[Interface dataset entries]
*** Begin section ***
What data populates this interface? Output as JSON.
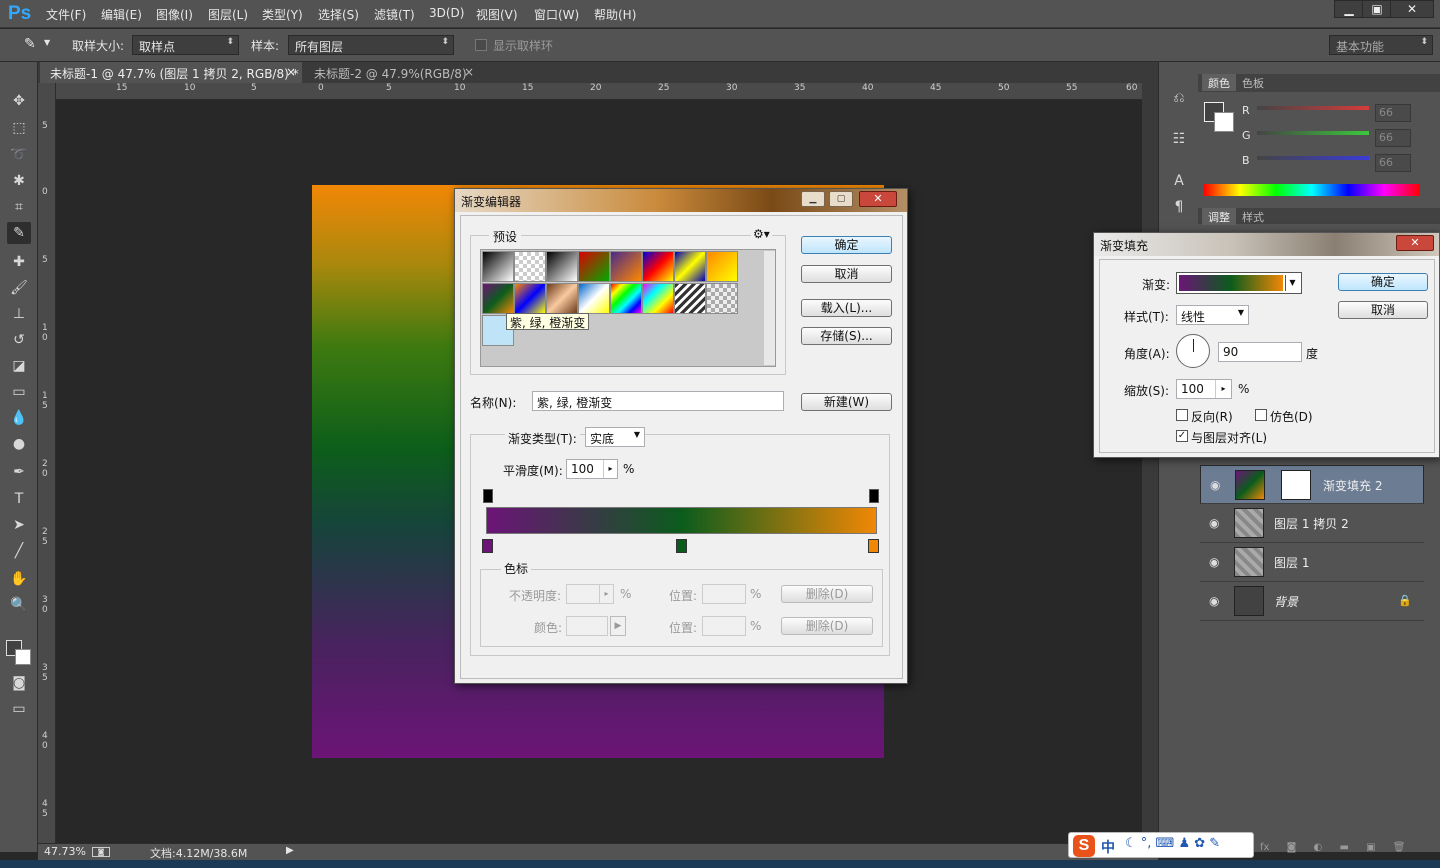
{
  "app": {
    "logo": "Ps"
  },
  "menubar": {
    "items": [
      "文件(F)",
      "编辑(E)",
      "图像(I)",
      "图层(L)",
      "类型(Y)",
      "选择(S)",
      "滤镜(T)",
      "3D(D)",
      "视图(V)",
      "窗口(W)",
      "帮助(H)"
    ]
  },
  "window_controls": {
    "min": "▁",
    "max": "▣",
    "close": "✕"
  },
  "options": {
    "sample_size_label": "取样大小:",
    "sample_size_value": "取样点",
    "sample_label": "样本:",
    "sample_value": "所有图层",
    "show_ring": "显示取样环",
    "workspace": "基本功能"
  },
  "tabs": [
    {
      "label": "未标题-1 @ 47.7% (图层 1 拷贝 2, RGB/8) *",
      "close": "×"
    },
    {
      "label": "未标题-2 @ 47.9%(RGB/8)",
      "close": "×"
    }
  ],
  "ruler": {
    "h": [
      "15",
      "10",
      "5",
      "0",
      "5",
      "10",
      "15",
      "20",
      "25",
      "30",
      "35",
      "40",
      "45",
      "50",
      "55",
      "60"
    ],
    "v": [
      "5",
      "0",
      "5",
      "1 0",
      "1 5",
      "2 0",
      "2 5",
      "3 0",
      "3 5",
      "4 0",
      "4 5"
    ]
  },
  "status": {
    "zoom": "47.73%",
    "doc": "文档:4.12M/38.6M"
  },
  "color_panel": {
    "tabs": [
      "颜色",
      "色板"
    ],
    "channels": [
      {
        "label": "R",
        "value": "66"
      },
      {
        "label": "G",
        "value": "66"
      },
      {
        "label": "B",
        "value": "66"
      }
    ],
    "colors": {
      "r": "#d73b3b",
      "g": "#3bc93b",
      "b": "#3b3bd7"
    }
  },
  "adjust_panel": {
    "tabs": [
      "调整",
      "样式"
    ]
  },
  "layers": [
    {
      "name": "渐变填充 2",
      "selected": true
    },
    {
      "name": "图层 1 拷贝 2",
      "selected": false
    },
    {
      "name": "图层 1",
      "selected": false
    },
    {
      "name": "背景",
      "selected": false
    }
  ],
  "gradient_editor": {
    "title": "渐变编辑器",
    "presets_label": "预设",
    "tooltip": "紫, 绿, 橙渐变",
    "ok": "确定",
    "cancel": "取消",
    "load": "载入(L)...",
    "save": "存储(S)...",
    "name_label": "名称(N):",
    "name_value": "紫, 绿, 橙渐变",
    "new": "新建(W)",
    "type_label": "渐变类型(T):",
    "type_value": "实底",
    "smooth_label": "平滑度(M):",
    "smooth_value": "100",
    "percent": "%",
    "stops_label": "色标",
    "opacity_label": "不透明度:",
    "color_label": "颜色:",
    "position_label": "位置:",
    "delete": "删除(D)",
    "gradient_colors": [
      "#6c1477",
      "#0b5c1c",
      "#f08806"
    ]
  },
  "gradient_fill": {
    "title": "渐变填充",
    "gradient_label": "渐变:",
    "style_label": "样式(T):",
    "style_value": "线性",
    "angle_label": "角度(A):",
    "angle_value": "90",
    "angle_unit": "度",
    "scale_label": "缩放(S):",
    "scale_value": "100",
    "scale_unit": "%",
    "reverse": "反向(R)",
    "dither": "仿色(D)",
    "align": "与图层对齐(L)",
    "ok": "确定",
    "cancel": "取消"
  },
  "ime": {
    "logo": "S",
    "lang": "中"
  }
}
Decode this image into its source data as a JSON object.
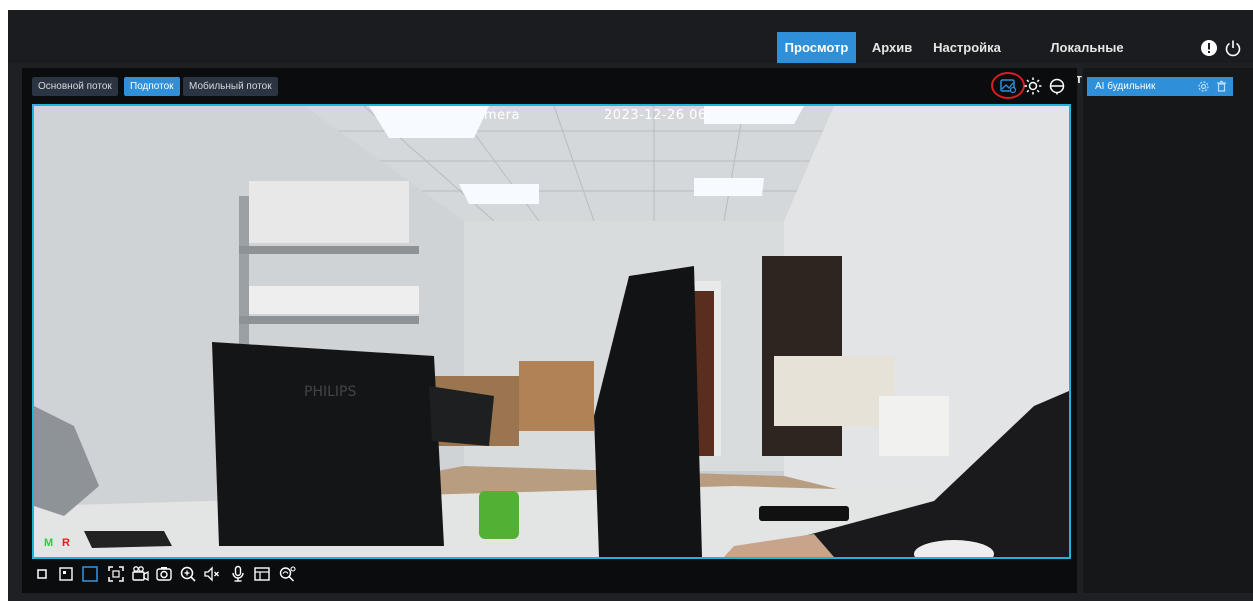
{
  "nav": {
    "tabs": [
      {
        "label": "Просмотр",
        "active": true
      },
      {
        "label": "Архив",
        "active": false
      },
      {
        "label": "Настройка",
        "active": false
      },
      {
        "label": "Локальные настройки",
        "active": false
      }
    ],
    "icons": [
      "alert-icon",
      "power-icon"
    ]
  },
  "streams": [
    {
      "label": "Основной поток",
      "active": false
    },
    {
      "label": "Подпоток",
      "active": true
    },
    {
      "label": "Мобильный поток",
      "active": false
    }
  ],
  "video": {
    "osd_name": "mera",
    "osd_datetime": "2023-12-26 06:",
    "monitor_brand": "PHILIPS",
    "indicator_m": "M",
    "indicator_r": "R"
  },
  "toolbar_right_icons": [
    "picture-settings-icon",
    "brightness-icon",
    "ptz-icon"
  ],
  "bottom_toolbar_icons": [
    "single-view-icon",
    "quad-view-icon",
    "fit-icon",
    "fullscreen-icon",
    "record-icon",
    "snapshot-icon",
    "zoom-icon",
    "mute-icon",
    "microphone-icon",
    "layout-icon",
    "ai-search-icon"
  ],
  "right_panel": {
    "alarm_label": "AI будильник",
    "icons": [
      "settings-icon",
      "delete-icon"
    ]
  },
  "colors": {
    "accent": "#2f8fd8",
    "video_border": "#1fb5d6",
    "highlight": "#d81e1e",
    "indicator_m": "#2ecc40",
    "indicator_r": "#e02020"
  }
}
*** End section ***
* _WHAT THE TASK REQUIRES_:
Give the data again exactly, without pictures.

* _REPLY_:
What data populates this interface? Output as JSON.
{
  "app": {
    "logo": "Ps"
  },
  "menubar": {
    "items": [
      "文件(F)",
      "编辑(E)",
      "图像(I)",
      "图层(L)",
      "类型(Y)",
      "选择(S)",
      "滤镜(T)",
      "3D(D)",
      "视图(V)",
      "窗口(W)",
      "帮助(H)"
    ]
  },
  "window_controls": {
    "min": "▁",
    "max": "▣",
    "close": "✕"
  },
  "options": {
    "sample_size_label": "取样大小:",
    "sample_size_value": "取样点",
    "sample_label": "样本:",
    "sample_value": "所有图层",
    "show_ring": "显示取样环",
    "workspace": "基本功能"
  },
  "tabs": [
    {
      "label": "未标题-1 @ 47.7% (图层 1 拷贝 2, RGB/8) *",
      "close": "×"
    },
    {
      "label": "未标题-2 @ 47.9%(RGB/8)",
      "close": "×"
    }
  ],
  "ruler": {
    "h": [
      "15",
      "10",
      "5",
      "0",
      "5",
      "10",
      "15",
      "20",
      "25",
      "30",
      "35",
      "40",
      "45",
      "50",
      "55",
      "60"
    ],
    "v": [
      "5",
      "0",
      "5",
      "1 0",
      "1 5",
      "2 0",
      "2 5",
      "3 0",
      "3 5",
      "4 0",
      "4 5"
    ]
  },
  "status": {
    "zoom": "47.73%",
    "doc": "文档:4.12M/38.6M"
  },
  "color_panel": {
    "tabs": [
      "颜色",
      "色板"
    ],
    "channels": [
      {
        "label": "R",
        "value": "66"
      },
      {
        "label": "G",
        "value": "66"
      },
      {
        "label": "B",
        "value": "66"
      }
    ],
    "colors": {
      "r": "#d73b3b",
      "g": "#3bc93b",
      "b": "#3b3bd7"
    }
  },
  "adjust_panel": {
    "tabs": [
      "调整",
      "样式"
    ]
  },
  "layers": [
    {
      "name": "渐变填充 2",
      "selected": true
    },
    {
      "name": "图层 1 拷贝 2",
      "selected": false
    },
    {
      "name": "图层 1",
      "selected": false
    },
    {
      "name": "背景",
      "selected": false
    }
  ],
  "gradient_editor": {
    "title": "渐变编辑器",
    "presets_label": "预设",
    "tooltip": "紫, 绿, 橙渐变",
    "ok": "确定",
    "cancel": "取消",
    "load": "载入(L)...",
    "save": "存储(S)...",
    "name_label": "名称(N):",
    "name_value": "紫, 绿, 橙渐变",
    "new": "新建(W)",
    "type_label": "渐变类型(T):",
    "type_value": "实底",
    "smooth_label": "平滑度(M):",
    "smooth_value": "100",
    "percent": "%",
    "stops_label": "色标",
    "opacity_label": "不透明度:",
    "color_label": "颜色:",
    "position_label": "位置:",
    "delete": "删除(D)",
    "gradient_colors": [
      "#6c1477",
      "#0b5c1c",
      "#f08806"
    ]
  },
  "gradient_fill": {
    "title": "渐变填充",
    "gradient_label": "渐变:",
    "style_label": "样式(T):",
    "style_value": "线性",
    "angle_label": "角度(A):",
    "angle_value": "90",
    "angle_unit": "度",
    "scale_label": "缩放(S):",
    "scale_value": "100",
    "scale_unit": "%",
    "reverse": "反向(R)",
    "dither": "仿色(D)",
    "align": "与图层对齐(L)",
    "ok": "确定",
    "cancel": "取消"
  },
  "ime": {
    "logo": "S",
    "lang": "中"
  }
}
Decode this image into its source data as a JSON object.
{
  "nav": {
    "tabs": [
      {
        "label": "Просмотр",
        "active": true
      },
      {
        "label": "Архив",
        "active": false
      },
      {
        "label": "Настройка",
        "active": false
      },
      {
        "label": "Локальные настройки",
        "active": false
      }
    ],
    "icons": [
      "alert-icon",
      "power-icon"
    ]
  },
  "streams": [
    {
      "label": "Основной поток",
      "active": false
    },
    {
      "label": "Подпоток",
      "active": true
    },
    {
      "label": "Мобильный поток",
      "active": false
    }
  ],
  "video": {
    "osd_name": "mera",
    "osd_datetime": "2023-12-26 06:",
    "monitor_brand": "PHILIPS",
    "indicator_m": "M",
    "indicator_r": "R"
  },
  "toolbar_right_icons": [
    "picture-settings-icon",
    "brightness-icon",
    "ptz-icon"
  ],
  "bottom_toolbar_icons": [
    "single-view-icon",
    "quad-view-icon",
    "fit-icon",
    "fullscreen-icon",
    "record-icon",
    "snapshot-icon",
    "zoom-icon",
    "mute-icon",
    "microphone-icon",
    "layout-icon",
    "ai-search-icon"
  ],
  "right_panel": {
    "alarm_label": "AI будильник",
    "icons": [
      "settings-icon",
      "delete-icon"
    ]
  },
  "colors": {
    "accent": "#2f8fd8",
    "video_border": "#1fb5d6",
    "highlight": "#d81e1e",
    "indicator_m": "#2ecc40",
    "indicator_r": "#e02020"
  }
}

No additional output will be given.